Leibovitz’s creative collaboration with her subjects is especially evident with the color portrait of David Bryne, lead singer of the eccentric band The Talking Heads. He is shown clothed in a Surrealistic costume, most likely created by his soon-to-be wife, costume designer Adelle Lutz that is lifted straight out of a Rene Magritte painting. Bryne, the Scottish-American founding member of the band, lead singer, guitarist and songwriter, is garbed in a suit made of green leaves, his pants painted to look like the trunk of a tree, and the backdrop is a Magritte-like cloudy blue sky and heavy red drapes.
The wonderful actress Meryl Streep is shown with white greasepaint on her face, which highlights her expressive and intense eyes, while she pulls at her face as if to lift a mask. This is a refined and yet, thoroughly theatrical take on an acclaimed actress. The comedian Whoopi Goldberg is whimsically portrayed in a white tub, in a white bathroom, in a white opaque milk bath; her arms, legs and smiling face are in contrast to the whiteness around her. It is a gentle, good -natured but also quite pointed photograph, and quite unforgettable. An homage to the Naïve French painter Henri Rousseau and his famous 1910 painting entitled “The Dream,” shows the dancer Mark Morris stretched out, nude, on a velvet Victorian sofa placed incongruously (Freud would have a field day) in the midst of wild and untamed nature. It is in not in color, but the monochromatic black and white keeps the magic intact.
The street artist/graffiti painter Keith Haring was asked by Leibovitz to paint the set she had created (which looked like a living room with a sofa, side table, ottoman, and lamp) which he did in under an hour.

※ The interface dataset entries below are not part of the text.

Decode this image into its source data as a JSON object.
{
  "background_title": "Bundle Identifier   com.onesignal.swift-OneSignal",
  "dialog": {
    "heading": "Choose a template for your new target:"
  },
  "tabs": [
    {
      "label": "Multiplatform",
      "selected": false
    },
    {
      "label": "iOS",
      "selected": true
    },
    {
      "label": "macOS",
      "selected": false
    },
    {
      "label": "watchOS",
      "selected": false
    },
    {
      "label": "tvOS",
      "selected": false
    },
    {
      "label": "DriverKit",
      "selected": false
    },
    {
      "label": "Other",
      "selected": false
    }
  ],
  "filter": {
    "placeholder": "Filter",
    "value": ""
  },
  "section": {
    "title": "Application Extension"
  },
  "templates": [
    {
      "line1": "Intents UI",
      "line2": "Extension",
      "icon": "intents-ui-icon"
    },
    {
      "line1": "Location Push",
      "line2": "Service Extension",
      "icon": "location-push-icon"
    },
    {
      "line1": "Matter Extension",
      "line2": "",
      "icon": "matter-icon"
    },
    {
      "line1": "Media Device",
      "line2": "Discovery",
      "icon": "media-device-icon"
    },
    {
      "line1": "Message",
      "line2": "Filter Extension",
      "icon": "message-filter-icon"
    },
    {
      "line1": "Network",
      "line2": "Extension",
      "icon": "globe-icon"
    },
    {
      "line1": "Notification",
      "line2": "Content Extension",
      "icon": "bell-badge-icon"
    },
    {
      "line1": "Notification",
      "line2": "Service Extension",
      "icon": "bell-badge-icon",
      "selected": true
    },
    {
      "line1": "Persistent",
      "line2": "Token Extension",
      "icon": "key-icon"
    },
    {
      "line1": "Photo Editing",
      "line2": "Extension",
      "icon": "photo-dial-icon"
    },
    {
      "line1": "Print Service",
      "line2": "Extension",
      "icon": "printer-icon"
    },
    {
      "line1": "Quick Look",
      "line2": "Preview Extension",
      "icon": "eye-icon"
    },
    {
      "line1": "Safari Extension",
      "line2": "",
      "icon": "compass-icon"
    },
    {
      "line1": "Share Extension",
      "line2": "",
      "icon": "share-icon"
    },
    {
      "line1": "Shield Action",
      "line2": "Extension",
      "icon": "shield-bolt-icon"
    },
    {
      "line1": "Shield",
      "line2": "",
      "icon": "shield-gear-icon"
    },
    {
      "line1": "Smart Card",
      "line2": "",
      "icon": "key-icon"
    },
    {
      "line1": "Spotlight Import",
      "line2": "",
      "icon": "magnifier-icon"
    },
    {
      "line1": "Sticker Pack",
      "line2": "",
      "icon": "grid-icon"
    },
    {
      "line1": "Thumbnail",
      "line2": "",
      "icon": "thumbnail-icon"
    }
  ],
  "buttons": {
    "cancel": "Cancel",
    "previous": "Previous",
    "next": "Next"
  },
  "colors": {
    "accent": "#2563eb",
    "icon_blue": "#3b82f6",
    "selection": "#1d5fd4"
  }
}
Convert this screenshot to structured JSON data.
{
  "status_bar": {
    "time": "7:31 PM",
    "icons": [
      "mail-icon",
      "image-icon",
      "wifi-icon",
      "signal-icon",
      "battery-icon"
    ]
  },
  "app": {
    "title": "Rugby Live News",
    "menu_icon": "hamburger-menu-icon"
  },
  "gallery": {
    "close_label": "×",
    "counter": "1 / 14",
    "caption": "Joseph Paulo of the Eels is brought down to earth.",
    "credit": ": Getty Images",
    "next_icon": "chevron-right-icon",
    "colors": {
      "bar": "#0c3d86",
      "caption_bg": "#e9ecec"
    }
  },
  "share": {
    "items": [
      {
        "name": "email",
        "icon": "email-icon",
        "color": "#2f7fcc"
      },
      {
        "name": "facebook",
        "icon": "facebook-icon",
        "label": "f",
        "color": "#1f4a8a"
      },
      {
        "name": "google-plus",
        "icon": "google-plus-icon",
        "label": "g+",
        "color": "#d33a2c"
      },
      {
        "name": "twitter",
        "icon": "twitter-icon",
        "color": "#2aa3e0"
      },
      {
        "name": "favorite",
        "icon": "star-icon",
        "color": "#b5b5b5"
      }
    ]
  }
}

The he painted his own naked body in five minutes, with his trademark black and white calligraphic strokes. In Leibovitz’s quirky portrait Haring is crouched on an ottoman as if about to pounce. There are some other striking images from that same night of Haring still naked on the cold streets of New York (west 46thstreet to be exact). Leibovitz said a policeman saw them but just passed them by and allowed them to continue to shoot even at Times Square.
Leibovitz was so generous to curate this exhibit and show us her journey from a young artist into the consummate professional she was to become and is today. There are moments, though, where one wonders at the cult of celebrity that bloomed in the seventies, and eighties and our very human but sometimes guilt inducing desire to peak into the closets and rooms (real or metaphoric) of these famous people. That voyeuristic impulse is on full view here. This dense, exhilarating and exhausting exhibit takes almost two hours to walk through, and is enlightening, and poignant as it vividly details the way we were.
Featured Image: Annie Leibovitz, “Dripping Springs Reunion,” Dripping Springs, Texas, 1972. Waylon Jennings
Nancy Kay Turner is Los Angeles Art Critic for Riot Material Magazine. Ms. Turner is an artist, arts writer and educator who has written for ARTWEEK, ARTSCENE and Visions Magazine. She fled NewYork for the sun and fun of California and has never looked back.